[Web page and app entries]
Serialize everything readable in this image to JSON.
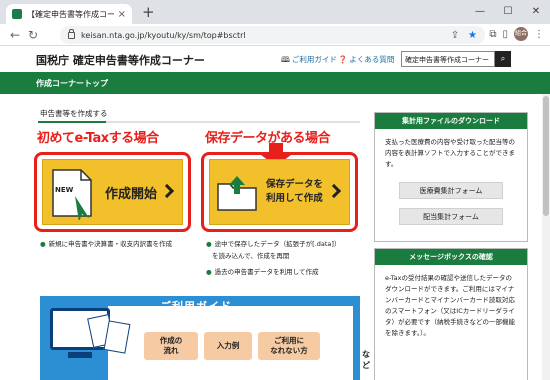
{
  "browser": {
    "tab_title": "【確定申告書等作成コーナー】-作成",
    "tab_close": "×",
    "new_tab": "+",
    "win_min": "—",
    "win_max": "☐",
    "win_close": "✕",
    "url": "keisan.nta.go.jp/kyoutu/ky/sm/top#bsctrl",
    "profile_initials": "組合"
  },
  "header": {
    "site_title": "国税庁 確定申告書等作成コーナー",
    "guide_link": "ご利用ガイド",
    "faq_link": "よくある質問",
    "search_value": "確定申告書等作成コーナー"
  },
  "greenbar": {
    "title": "作成コーナートップ"
  },
  "main": {
    "section_title": "申告書等を作成する",
    "annot_left": "初めてe-Taxする場合",
    "annot_right": "保存データがある場合",
    "create_btn": {
      "badge": "NEW",
      "label": "作成開始"
    },
    "resume_btn": {
      "label_line1": "保存データを",
      "label_line2": "利用して作成"
    },
    "bullets_left": [
      "新規に申告書や決算書・収支内訳書を作成"
    ],
    "bullets_right": [
      "途中で保存したデータ（拡張子が[.data]）",
      "を読み込んで、作成を再開",
      "過去の申告書データを利用して作成"
    ]
  },
  "guide": {
    "title": "ご利用ガイド",
    "chip1": [
      "作成の",
      "流れ"
    ],
    "chip2": "入力例",
    "chip3": [
      "ご利用に",
      "なれない方"
    ],
    "suffix": "など"
  },
  "sidebar": {
    "download": {
      "title": "集計用ファイルのダウンロード",
      "text": "支払った医療費の内容や受け取った配当等の内容を表計算ソフトで入力することができます。",
      "btn1": "医療費集計フォーム",
      "btn2": "配当集計フォーム"
    },
    "message": {
      "title": "メッセージボックスの確認",
      "text": "e-Taxの受付結果の確認や送信したデータのダウンロードができます。ご利用にはマイナンバーカードとマイナンバーカード読取対応のスマートフォン（又はICカードリーダライタ）が必要です（納税手続きなどの一部機能を除きます。）。"
    }
  },
  "colors": {
    "green": "#1a7d3f",
    "yellow_button": "#f2c02b",
    "annotation_red": "#e8201c",
    "guide_blue": "#2c8fd4"
  }
}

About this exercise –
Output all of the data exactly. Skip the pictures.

Response area –
Serialize everything readable in this image to JSON.
{
  "browser": {
    "tab_title": "【確定申告書等作成コーナー】-作成",
    "tab_close": "×",
    "new_tab": "+",
    "win_min": "—",
    "win_max": "☐",
    "win_close": "✕",
    "url": "keisan.nta.go.jp/kyoutu/ky/sm/top#bsctrl",
    "profile_initials": "組合"
  },
  "header": {
    "site_title": "国税庁 確定申告書等作成コーナー",
    "guide_link": "ご利用ガイド",
    "faq_link": "よくある質問",
    "search_value": "確定申告書等作成コーナー"
  },
  "greenbar": {
    "title": "作成コーナートップ"
  },
  "main": {
    "section_title": "申告書等を作成する",
    "annot_left": "初めてe-Taxする場合",
    "annot_right": "保存データがある場合",
    "create_btn": {
      "badge": "NEW",
      "label": "作成開始"
    },
    "resume_btn": {
      "label_line1": "保存データを",
      "label_line2": "利用して作成"
    },
    "bullets_left": [
      "新規に申告書や決算書・収支内訳書を作成"
    ],
    "bullets_right": [
      "途中で保存したデータ（拡張子が[.data]）",
      "を読み込んで、作成を再開",
      "過去の申告書データを利用して作成"
    ]
  },
  "guide": {
    "title": "ご利用ガイド",
    "chip1": [
      "作成の",
      "流れ"
    ],
    "chip2": "入力例",
    "chip3": [
      "ご利用に",
      "なれない方"
    ],
    "suffix": "など"
  },
  "sidebar": {
    "download": {
      "title": "集計用ファイルのダウンロード",
      "text": "支払った医療費の内容や受け取った配当等の内容を表計算ソフトで入力することができます。",
      "btn1": "医療費集計フォーム",
      "btn2": "配当集計フォーム"
    },
    "message": {
      "title": "メッセージボックスの確認",
      "text": "e-Taxの受付結果の確認や送信したデータのダウンロードができます。ご利用にはマイナンバーカードとマイナンバーカード読取対応のスマートフォン（又はICカードリーダライタ）が必要です（納税手続きなどの一部機能を除きます。）。"
    }
  },
  "colors": {
    "green": "#1a7d3f",
    "yellow_button": "#f2c02b",
    "annotation_red": "#e8201c",
    "guide_blue": "#2c8fd4"
  }
}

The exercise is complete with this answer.